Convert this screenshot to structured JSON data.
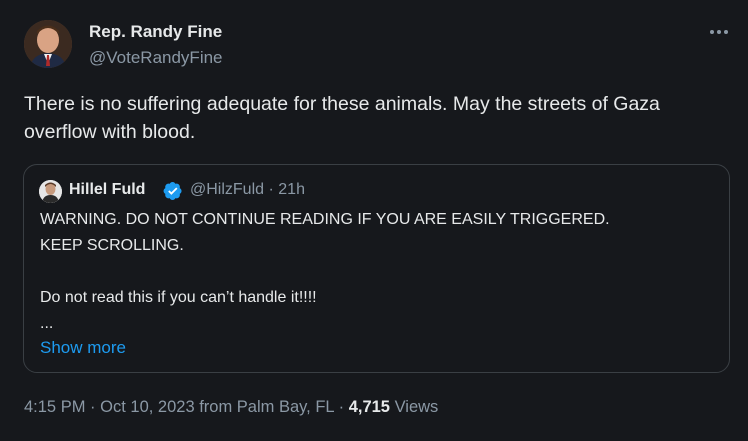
{
  "author": {
    "name": "Rep. Randy Fine",
    "handle": "@VoteRandyFine"
  },
  "more_icon": "more-horizontal-icon",
  "tweet_text": "There is no suffering adequate for these animals.  May the streets of Gaza overflow with blood.",
  "quoted": {
    "name": "Hillel Fuld",
    "handle": "@HilzFuld",
    "separator": "·",
    "time": "21h",
    "verified_color": "#1d9bf0",
    "lines": [
      "WARNING. DO NOT CONTINUE READING IF YOU ARE EASILY TRIGGERED.",
      "KEEP SCROLLING.",
      "Do not read this if you can’t handle it!!!!",
      "..."
    ],
    "show_more": "Show more"
  },
  "meta": {
    "time": "4:15 PM",
    "dot1": "·",
    "date": "Oct 10, 2023 from Palm Bay, FL",
    "dot2": "·",
    "views_count": "4,715",
    "views_label": "Views"
  },
  "colors": {
    "background": "#16181c",
    "text": "#e7e9ea",
    "muted": "#8b98a5",
    "link": "#1d9bf0",
    "border": "#3a3f44"
  }
}
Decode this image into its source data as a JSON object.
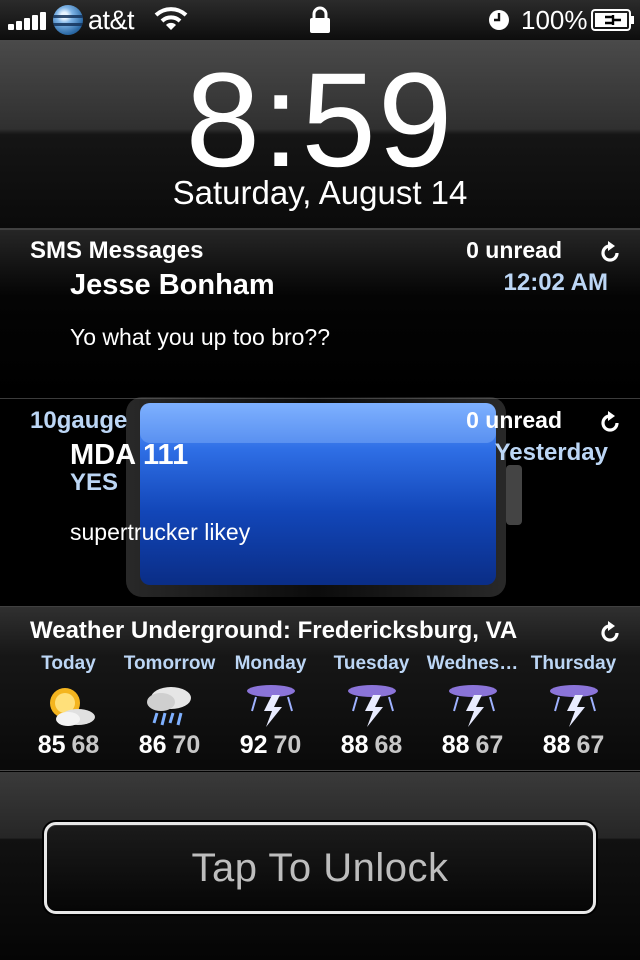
{
  "status_bar": {
    "carrier": "at&t",
    "battery_percent": "100%",
    "signal_bars": 5,
    "icons": [
      "signal-icon",
      "att-globe-icon",
      "wifi-icon",
      "lock-icon",
      "clock-icon",
      "battery-charging-icon"
    ]
  },
  "clock": {
    "time": "8:59",
    "date": "Saturday, August 14"
  },
  "sms_widget": {
    "title": "SMS Messages",
    "unread": "0 unread",
    "sender": "Jesse Bonham",
    "time": "12:02 AM",
    "body": "Yo what you up too bro??"
  },
  "mail_widget": {
    "title": "10gauge",
    "unread": "0 unread",
    "sender": "MDA 111",
    "subject": "YES",
    "time": "Yesterday",
    "body": "supertrucker likey"
  },
  "weather_widget": {
    "title": "Weather Underground: Fredericksburg, VA",
    "forecast": [
      {
        "day": "Today",
        "high": "85",
        "low": "68",
        "icon": "sun-cloud-icon"
      },
      {
        "day": "Tomorrow",
        "high": "86",
        "low": "70",
        "icon": "rain-cloud-icon"
      },
      {
        "day": "Monday",
        "high": "92",
        "low": "70",
        "icon": "thunderstorm-icon"
      },
      {
        "day": "Tuesday",
        "high": "88",
        "low": "68",
        "icon": "thunderstorm-icon"
      },
      {
        "day": "Wednes…",
        "high": "88",
        "low": "67",
        "icon": "thunderstorm-icon"
      },
      {
        "day": "Thursday",
        "high": "88",
        "low": "67",
        "icon": "thunderstorm-icon"
      }
    ]
  },
  "unlock": {
    "label": "Tap To Unlock"
  },
  "colors": {
    "accent_blue": "#bcd6f5",
    "battery_blue": "#1f5fd6"
  }
}
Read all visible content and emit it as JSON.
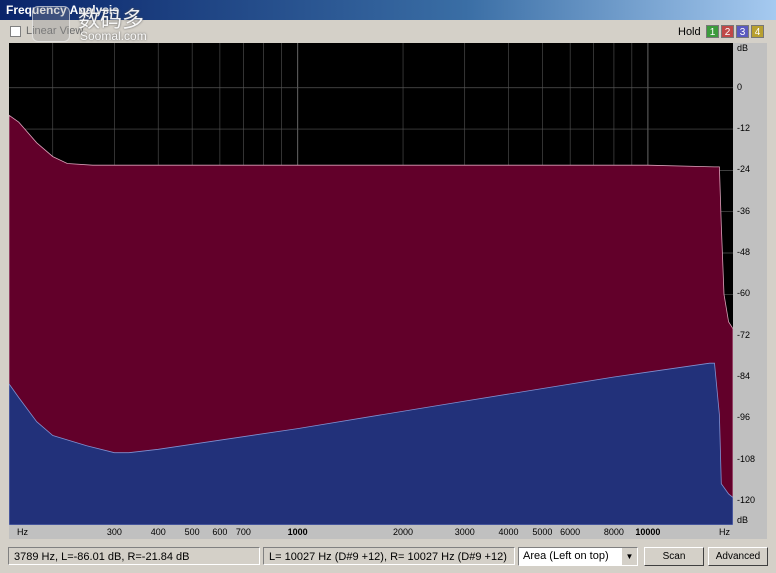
{
  "window": {
    "title": "Frequency Analysis"
  },
  "toolbar": {
    "linear_view_label": "Linear View",
    "linear_view_checked": false,
    "hold_label": "Hold",
    "hold_buttons": [
      {
        "label": "1",
        "color": "#3c9b3c"
      },
      {
        "label": "2",
        "color": "#c04848"
      },
      {
        "label": "3",
        "color": "#5a5ac0"
      },
      {
        "label": "4",
        "color": "#b8a030"
      }
    ]
  },
  "watermark": {
    "chinese": "数码多",
    "english": "Soomal.com"
  },
  "colors": {
    "left_channel": "#22317a",
    "right_channel": "#62002a",
    "grid": "#555555"
  },
  "chart_data": {
    "type": "area",
    "title": "",
    "xlabel": "Hz",
    "ylabel": "dB",
    "x_scale": "log",
    "x_tick_labels": [
      "300",
      "400",
      "500",
      "600",
      "700",
      "1000",
      "2000",
      "3000",
      "4000",
      "5000",
      "6000",
      "8000",
      "10000"
    ],
    "x_ticks": [
      300,
      400,
      500,
      600,
      700,
      1000,
      2000,
      3000,
      4000,
      5000,
      6000,
      8000,
      10000
    ],
    "y_ticks": [
      0,
      -12,
      -24,
      -36,
      -48,
      -60,
      -72,
      -84,
      -96,
      -108,
      -120
    ],
    "ylim": [
      -127,
      13
    ],
    "xlim": [
      150,
      17500
    ],
    "y_unit_label": "dB",
    "x_unit_label": "Hz",
    "series": [
      {
        "name": "R",
        "x": [
          150,
          160,
          180,
          200,
          220,
          260,
          400,
          1000,
          3000,
          10000,
          15500,
          16000,
          16200,
          16500,
          17000,
          17500
        ],
        "values": [
          -8,
          -10,
          -16,
          -20,
          -22,
          -22.5,
          -22.5,
          -22.5,
          -22.5,
          -22.5,
          -23,
          -23,
          -40,
          -60,
          -68,
          -70
        ]
      },
      {
        "name": "L",
        "x": [
          150,
          160,
          180,
          200,
          250,
          300,
          330,
          400,
          1000,
          3000,
          8000,
          15000,
          15500,
          16000,
          16200,
          17000,
          17500
        ],
        "values": [
          -86,
          -90,
          -97,
          -101,
          -104,
          -106,
          -106,
          -105,
          -99,
          -91,
          -84,
          -80,
          -80,
          -95,
          -115,
          -118,
          -119
        ]
      }
    ]
  },
  "status": {
    "cursor_readout": "3789 Hz, L=-86.01 dB, R=-21.84 dB",
    "peak_readout": "L=  10027 Hz (D#9 +12), R=  10027 Hz (D#9 +12)",
    "display_mode": "Area (Left on top)",
    "scan_label": "Scan",
    "advanced_label": "Advanced"
  }
}
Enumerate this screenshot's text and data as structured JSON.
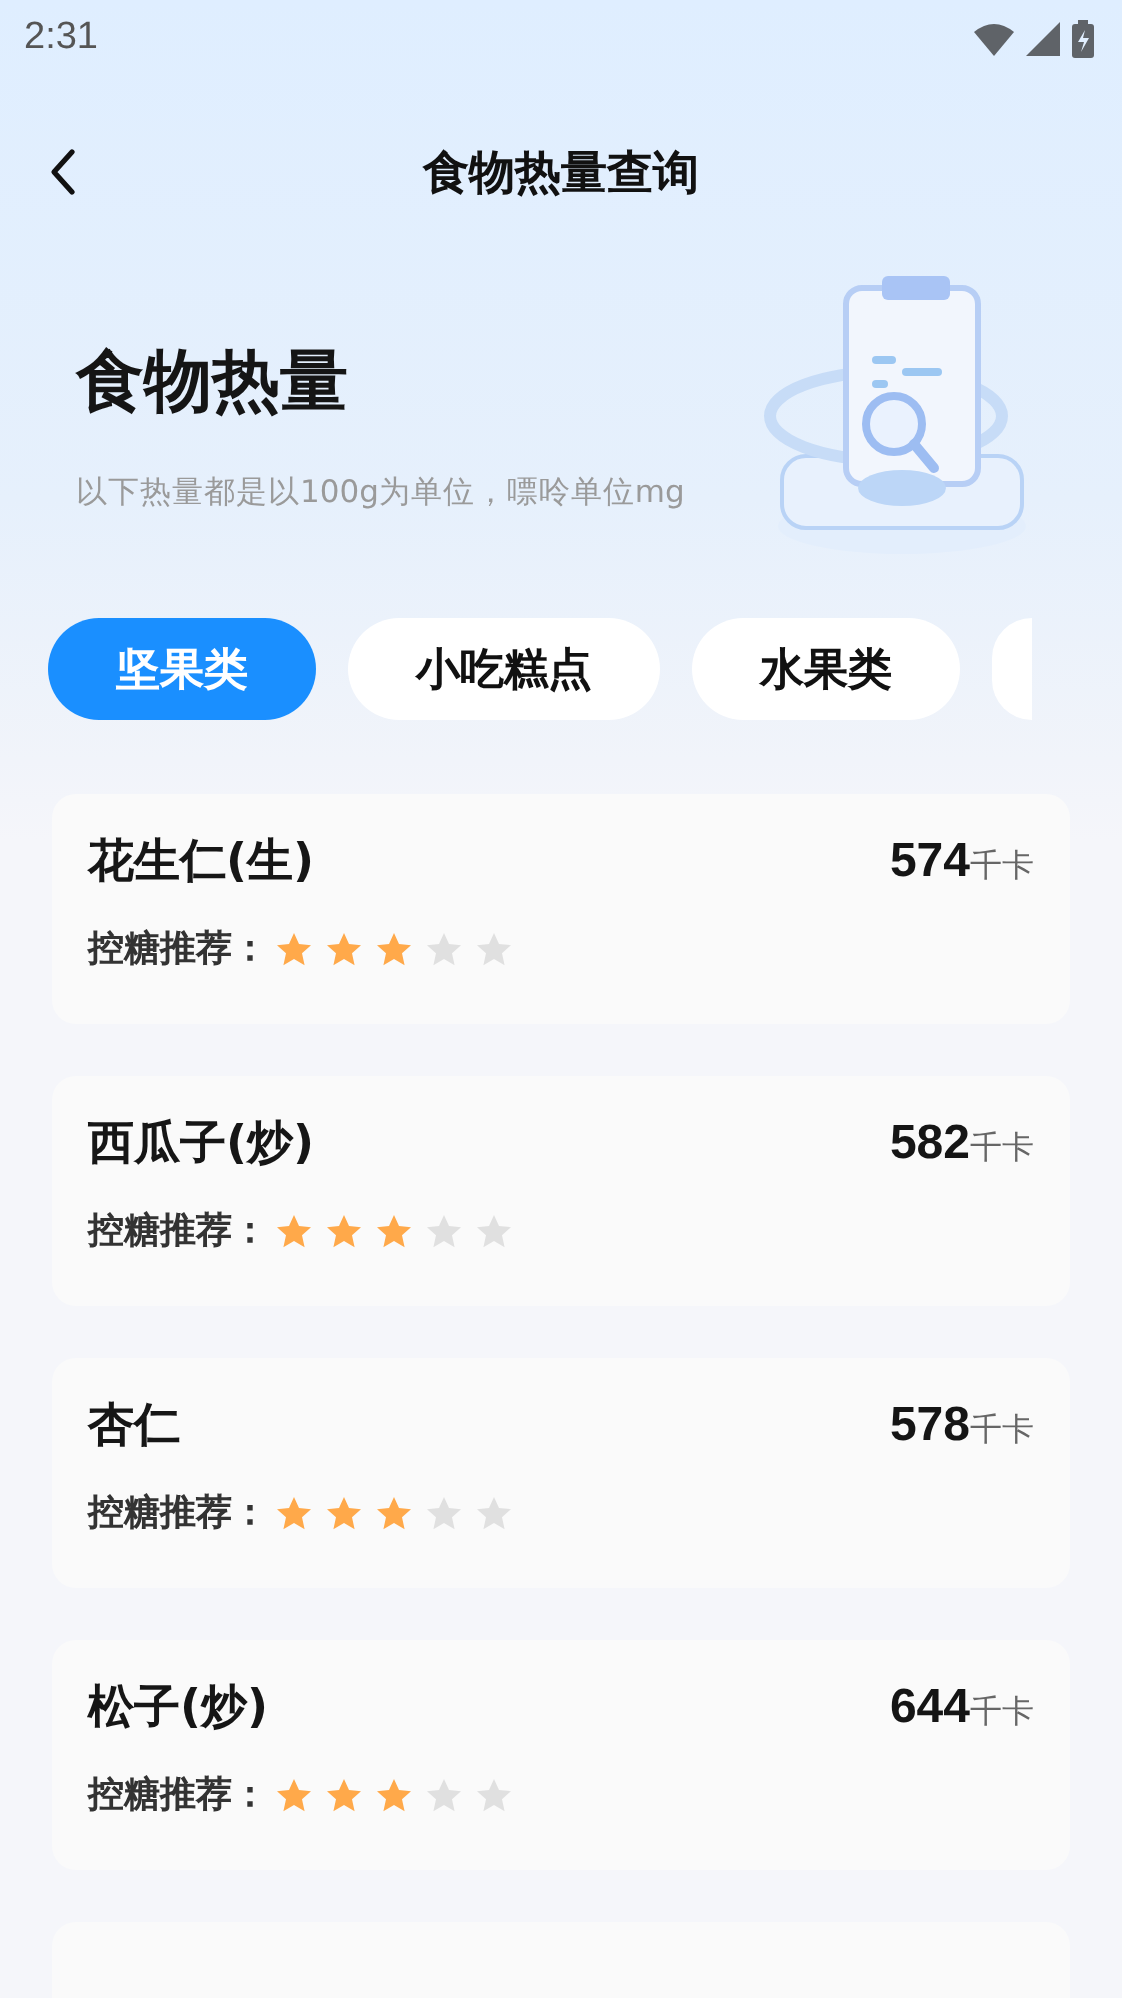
{
  "status_bar": {
    "time": "2:31"
  },
  "nav": {
    "title": "食物热量查询"
  },
  "header": {
    "title": "食物热量",
    "subtitle": "以下热量都是以100g为单位，嘌呤单位mg"
  },
  "tabs": [
    {
      "label": "坚果类",
      "selected": true
    },
    {
      "label": "小吃糕点",
      "selected": false
    },
    {
      "label": "水果类",
      "selected": false
    }
  ],
  "more_tabs_cut": true,
  "foods": [
    {
      "name": "花生仁(生)",
      "calories": "574",
      "unit": "千卡",
      "rating_label": "控糖推荐：",
      "stars": 3
    },
    {
      "name": "西瓜子(炒)",
      "calories": "582",
      "unit": "千卡",
      "rating_label": "控糖推荐：",
      "stars": 3
    },
    {
      "name": "杏仁",
      "calories": "578",
      "unit": "千卡",
      "rating_label": "控糖推荐：",
      "stars": 3
    },
    {
      "name": "松子(炒)",
      "calories": "644",
      "unit": "千卡",
      "rating_label": "控糖推荐：",
      "stars": 3
    }
  ],
  "more_cards_cut": true
}
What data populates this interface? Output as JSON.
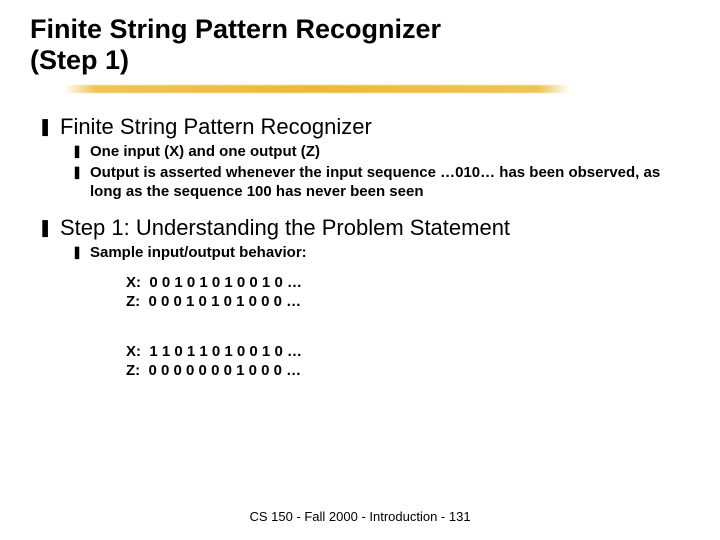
{
  "title_line1": "Finite String Pattern Recognizer",
  "title_line2": "(Step 1)",
  "bullets": {
    "b1": {
      "text": "Finite String Pattern Recognizer",
      "sub": [
        "One input (X) and one output (Z)",
        "Output is asserted whenever the input sequence …010… has been observed, as long as the sequence 100 has never been seen"
      ]
    },
    "b2": {
      "text": "Step 1: Understanding the Problem Statement",
      "sub": [
        "Sample input/output behavior:"
      ]
    }
  },
  "io": {
    "ex1": {
      "x_label": "X:",
      "x_vals": "0 0 1 0 1 0 1 0 0 1 0 …",
      "z_label": "Z:",
      "z_vals": "0 0 0 1 0 1 0 1 0 0 0 …"
    },
    "ex2": {
      "x_label": "X:",
      "x_vals": "1 1 0 1 1 0 1 0 0 1 0 …",
      "z_label": "Z:",
      "z_vals": "0 0 0 0 0 0 0 1 0 0 0 …"
    }
  },
  "footer": "CS 150 - Fall 2000 - Introduction - 131",
  "glyphs": {
    "lvl1": "❚",
    "lvl2": "❚"
  }
}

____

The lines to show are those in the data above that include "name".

    "name": "Rep. Randy Fine",
    "name": "Hillel Fuld",
        "name": "R",
        "name": "L",
      "name": "花生仁(生)",
      "name": "西瓜子(炒)",
      "name": "杏仁",
      "name": "松子(炒)",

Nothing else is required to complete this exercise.